Even diesel pickups are now electronically controlled. But you’re right, the newest possible vehicle would likely be a diesel pickup. And leaving it running 24/7 isn’t that bad, that’s what they do with some of the trucks on the north slope in Alaska during the (long) winter.

From the 1920s through 1970, Popular Science had a running series titled “Tales from the Model Garage”. In one episode in the 1950s, the proprietor and head mechanic of the model garage, Gus Wilson, did fix up a Jeep to run without electricity. He removed the exhaust valves and drilled 1/4" holes in the valves about 1/8" deep as I remember the story. After the Jeep had been run on the regular ignition, the ignition switch would be turned to off. The Jeep would continue to run because the holes drilled in the exhaust valves would fill up with carbon, the carbon would retain heat and ignite the next charge of fuel in the cylinder. Essentially, the Jeep was running as a diesel engine.
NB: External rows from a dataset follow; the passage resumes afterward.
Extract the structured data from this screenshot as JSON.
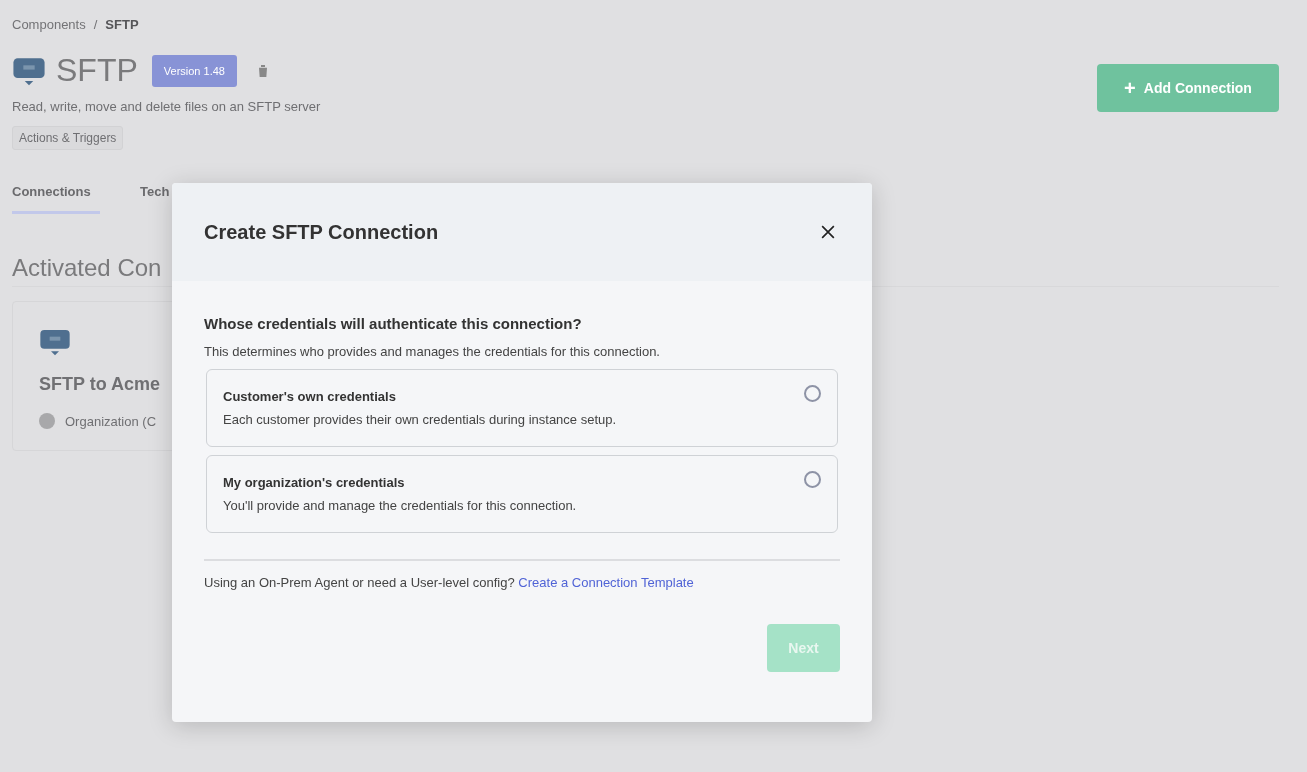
{
  "page": {
    "breadcrumb": [
      {
        "label": "Components",
        "current": false
      },
      {
        "label": "SFTP",
        "current": true
      }
    ],
    "title": "SFTP",
    "version_badge": "Version 1.48",
    "description": "Read, write, move and delete files on an SFTP server",
    "tag": "Actions & Triggers",
    "add_button": "Add Connection",
    "add_icon": "+",
    "breadcrumb_separator": "/",
    "tabs": [
      {
        "label": "Connections",
        "selected": true
      },
      {
        "label": "Tech",
        "selected": false
      }
    ],
    "section_title": "Activated Con",
    "card": {
      "name": "SFTP to Acme",
      "owner": "Organization (C"
    }
  },
  "dialog": {
    "title": "Create SFTP Connection",
    "question": "Whose credentials will authenticate this connection?",
    "hint": "This determines who provides and manages the credentials for this connection.",
    "options": [
      {
        "title": "Customer's own credentials",
        "description": "Each customer provides their own credentials during instance setup.",
        "selected": false
      },
      {
        "title": "My organization's credentials",
        "description": "You'll provide and manage the credentials for this connection.",
        "selected": false
      }
    ],
    "footer_text": "Using an On-Prem Agent or need a User-level config?",
    "footer_link": "Create a Connection Template",
    "next_button": {
      "label": "Next",
      "disabled": true
    }
  }
}
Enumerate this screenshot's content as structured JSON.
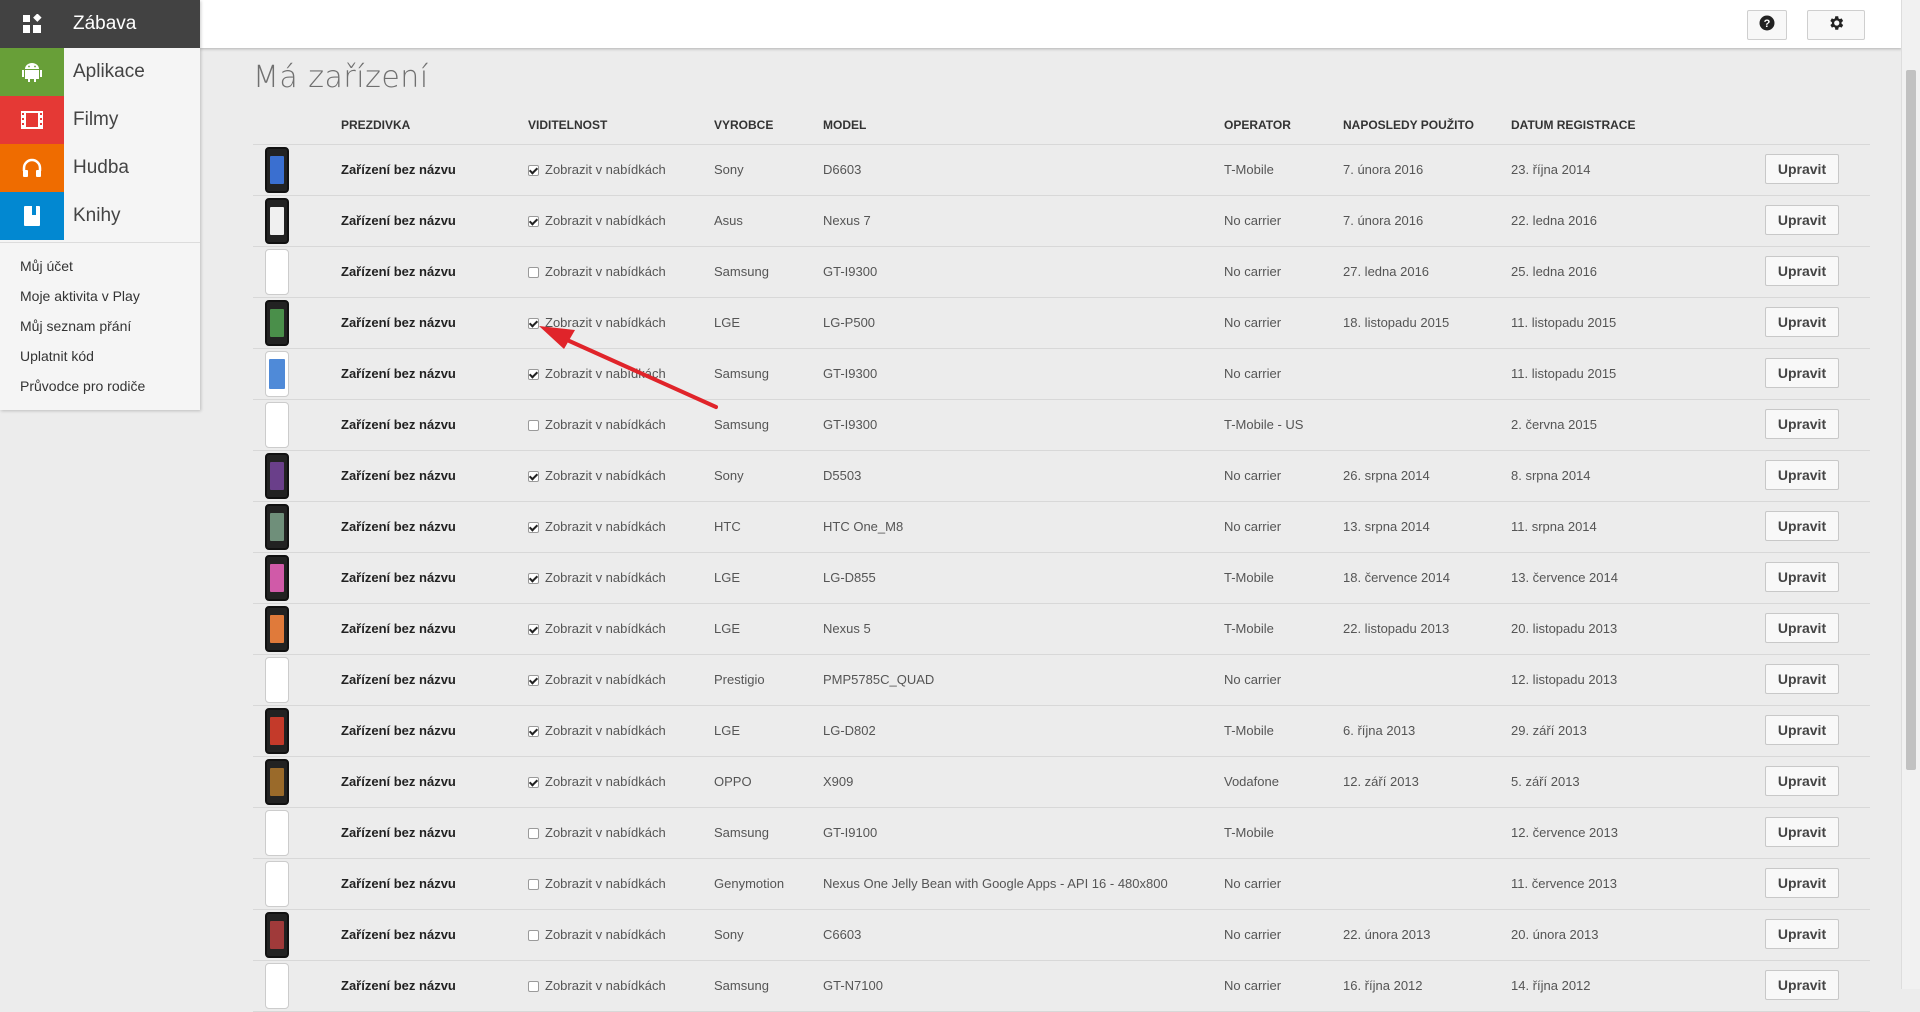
{
  "sidebar": {
    "nav": [
      {
        "label": "Zábava",
        "icon": "grid-icon"
      },
      {
        "label": "Aplikace",
        "icon": "android-icon"
      },
      {
        "label": "Filmy",
        "icon": "film-icon"
      },
      {
        "label": "Hudba",
        "icon": "headphones-icon"
      },
      {
        "label": "Knihy",
        "icon": "book-icon"
      }
    ],
    "links": [
      "Můj účet",
      "Moje aktivita v Play",
      "Můj seznam přání",
      "Uplatnit kód",
      "Průvodce pro rodiče"
    ]
  },
  "topbar": {
    "help_icon": "help-icon",
    "settings_icon": "gear-icon"
  },
  "page": {
    "title": "Má zařízení"
  },
  "table": {
    "headers": [
      "PREZDIVKA",
      "VIDITELNOST",
      "VYROBCE",
      "MODEL",
      "OPERATOR",
      "NAPOSLEDY POUŽITO",
      "DATUM REGISTRACE"
    ],
    "visibility_label": "Zobrazit v nabídkách",
    "edit_label": "Upravit",
    "rows": [
      {
        "name": "Zařízení bez názvu",
        "visible": true,
        "maker": "Sony",
        "model": "D6603",
        "operator": "T-Mobile",
        "last_used": "7. února 2016",
        "registered": "23. října 2014",
        "phone": "dark",
        "screen": "#3a6fd0"
      },
      {
        "name": "Zařízení bez názvu",
        "visible": true,
        "maker": "Asus",
        "model": "Nexus 7",
        "operator": "No carrier",
        "last_used": "7. února 2016",
        "registered": "22. ledna 2016",
        "phone": "dark",
        "screen": "#f0f0f0"
      },
      {
        "name": "Zařízení bez názvu",
        "visible": false,
        "maker": "Samsung",
        "model": "GT-I9300",
        "operator": "No carrier",
        "last_used": "27. ledna 2016",
        "registered": "25. ledna 2016",
        "phone": "white",
        "screen": ""
      },
      {
        "name": "Zařízení bez názvu",
        "visible": true,
        "maker": "LGE",
        "model": "LG-P500",
        "operator": "No carrier",
        "last_used": "18. listopadu 2015",
        "registered": "11. listopadu 2015",
        "phone": "dark",
        "screen": "#4a8f4a"
      },
      {
        "name": "Zařízení bez názvu",
        "visible": true,
        "maker": "Samsung",
        "model": "GT-I9300",
        "operator": "No carrier",
        "last_used": "",
        "registered": "11. listopadu 2015",
        "phone": "white",
        "screen": "#4f8ad8"
      },
      {
        "name": "Zařízení bez názvu",
        "visible": false,
        "maker": "Samsung",
        "model": "GT-I9300",
        "operator": "T-Mobile - US",
        "last_used": "",
        "registered": "2. června 2015",
        "phone": "white",
        "screen": ""
      },
      {
        "name": "Zařízení bez názvu",
        "visible": true,
        "maker": "Sony",
        "model": "D5503",
        "operator": "No carrier",
        "last_used": "26. srpna 2014",
        "registered": "8. srpna 2014",
        "phone": "dark",
        "screen": "#6a3f8a"
      },
      {
        "name": "Zařízení bez názvu",
        "visible": true,
        "maker": "HTC",
        "model": "HTC One_M8",
        "operator": "No carrier",
        "last_used": "13. srpna 2014",
        "registered": "11. srpna 2014",
        "phone": "dark",
        "screen": "#6f8f7a"
      },
      {
        "name": "Zařízení bez názvu",
        "visible": true,
        "maker": "LGE",
        "model": "LG-D855",
        "operator": "T-Mobile",
        "last_used": "18. července 2014",
        "registered": "13. července 2014",
        "phone": "dark",
        "screen": "#d05aa8"
      },
      {
        "name": "Zařízení bez názvu",
        "visible": true,
        "maker": "LGE",
        "model": "Nexus 5",
        "operator": "T-Mobile",
        "last_used": "22. listopadu 2013",
        "registered": "20. listopadu 2013",
        "phone": "dark",
        "screen": "#e07a3a"
      },
      {
        "name": "Zařízení bez názvu",
        "visible": true,
        "maker": "Prestigio",
        "model": "PMP5785C_QUAD",
        "operator": "No carrier",
        "last_used": "",
        "registered": "12. listopadu 2013",
        "phone": "white",
        "screen": ""
      },
      {
        "name": "Zařízení bez názvu",
        "visible": true,
        "maker": "LGE",
        "model": "LG-D802",
        "operator": "T-Mobile",
        "last_used": "6. října 2013",
        "registered": "29. září 2013",
        "phone": "dark",
        "screen": "#c43a2a"
      },
      {
        "name": "Zařízení bez názvu",
        "visible": true,
        "maker": "OPPO",
        "model": "X909",
        "operator": "Vodafone",
        "last_used": "12. září 2013",
        "registered": "5. září 2013",
        "phone": "dark",
        "screen": "#9a6a2a"
      },
      {
        "name": "Zařízení bez názvu",
        "visible": false,
        "maker": "Samsung",
        "model": "GT-I9100",
        "operator": "T-Mobile",
        "last_used": "",
        "registered": "12. července 2013",
        "phone": "white",
        "screen": ""
      },
      {
        "name": "Zařízení bez názvu",
        "visible": false,
        "maker": "Genymotion",
        "model": "Nexus One Jelly Bean with Google Apps - API 16 - 480x800",
        "operator": "No carrier",
        "last_used": "",
        "registered": "11. července 2013",
        "phone": "white",
        "screen": ""
      },
      {
        "name": "Zařízení bez názvu",
        "visible": false,
        "maker": "Sony",
        "model": "C6603",
        "operator": "No carrier",
        "last_used": "22. února 2013",
        "registered": "20. února 2013",
        "phone": "dark",
        "screen": "#a03a3a"
      },
      {
        "name": "Zařízení bez názvu",
        "visible": false,
        "maker": "Samsung",
        "model": "GT-N7100",
        "operator": "No carrier",
        "last_used": "16. října 2012",
        "registered": "14. října 2012",
        "phone": "white",
        "screen": ""
      }
    ]
  }
}
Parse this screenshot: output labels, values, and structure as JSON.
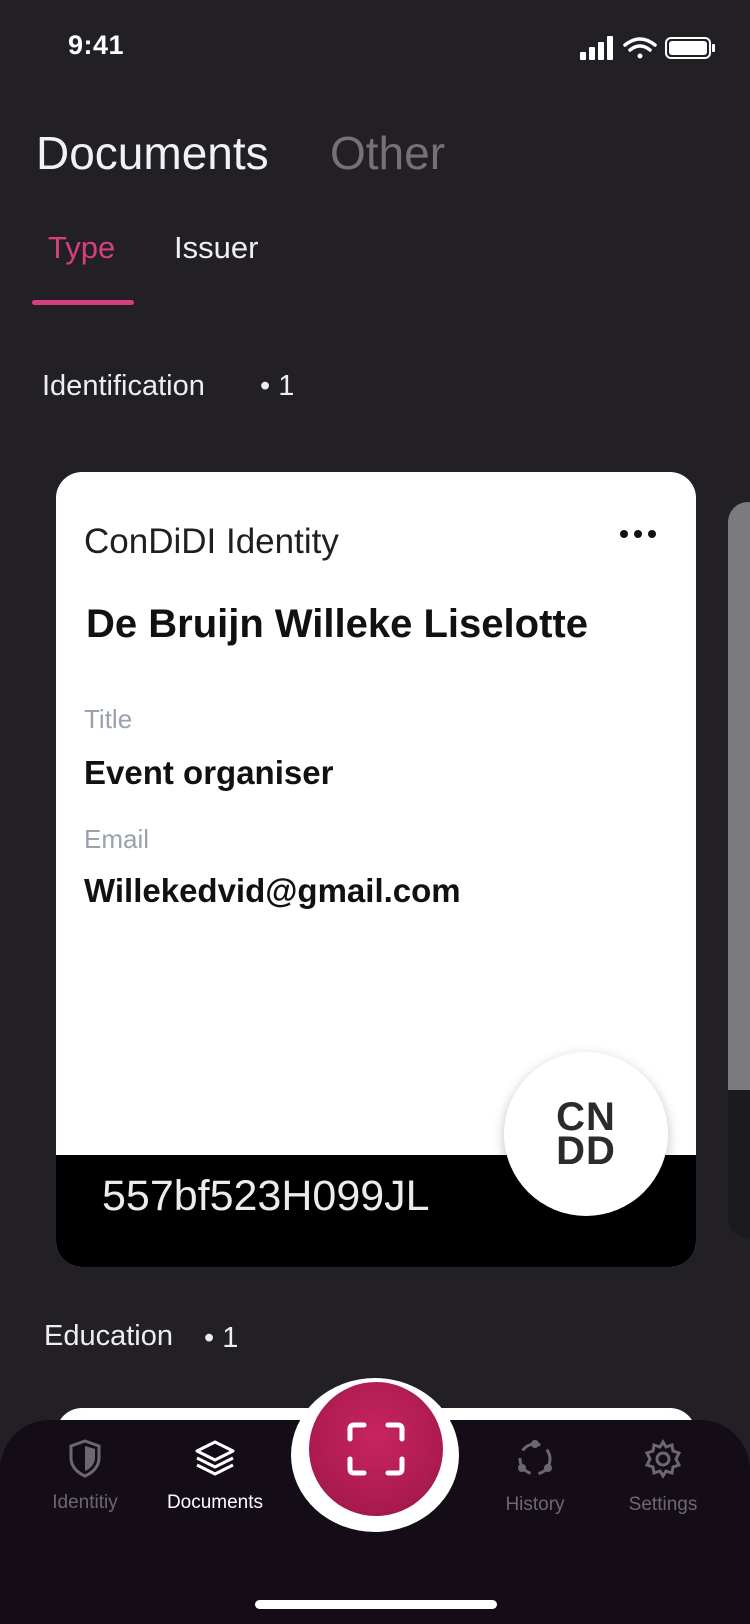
{
  "status_bar": {
    "time": "9:41"
  },
  "header": {
    "tabs": [
      {
        "label": "Documents",
        "active": true
      },
      {
        "label": "Other",
        "active": false
      }
    ],
    "subtabs": [
      {
        "label": "Type",
        "active": true
      },
      {
        "label": "Issuer",
        "active": false
      }
    ],
    "accent_color": "#d4407e"
  },
  "sections": [
    {
      "label": "Identification",
      "count": "• 1"
    },
    {
      "label": "Education",
      "count": "• 1"
    }
  ],
  "card": {
    "title": "ConDiDI Identity",
    "name": "De Bruijn Willeke Liselotte",
    "fields": [
      {
        "label": "Title",
        "value": "Event organiser"
      },
      {
        "label": "Email",
        "value": "Willekedvid@gmail.com"
      }
    ],
    "id": "557bf523H099JL",
    "logo_text": "CN\nDD",
    "menu_icon": "more-dots-icon"
  },
  "bottom_nav": {
    "items": [
      {
        "label": "Identitiy",
        "icon": "shield-icon",
        "active": false
      },
      {
        "label": "Documents",
        "icon": "layers-icon",
        "active": true
      },
      {
        "label": "History",
        "icon": "history-icon",
        "active": false
      },
      {
        "label": "Settings",
        "icon": "gear-icon",
        "active": false
      }
    ],
    "center_button_icon": "scan-icon",
    "center_color": "#b41e55"
  }
}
Gus did this for an army friend of his so that this friend would win a contest on running an engine while the engine was submerged in water. Of course, there were stack pipes for the air intake to the carburetor and exhaust. The Jeep, rigged up by Gus did win the contest and kept running while the other vehicles with the waterproofed ignition system eventually stalled out.
Back in the days before fuel injection, dieseling was a problem with some cars. My dad had a Studebaker that would sometimes run on for almost a minute after the ignition was turned off. Gus was just taking advantage of this problem of dieseling. Of course, the engine would be terribly out of time. I guess this could be done as the stories of the Model Garage in Popular Science did seem credible.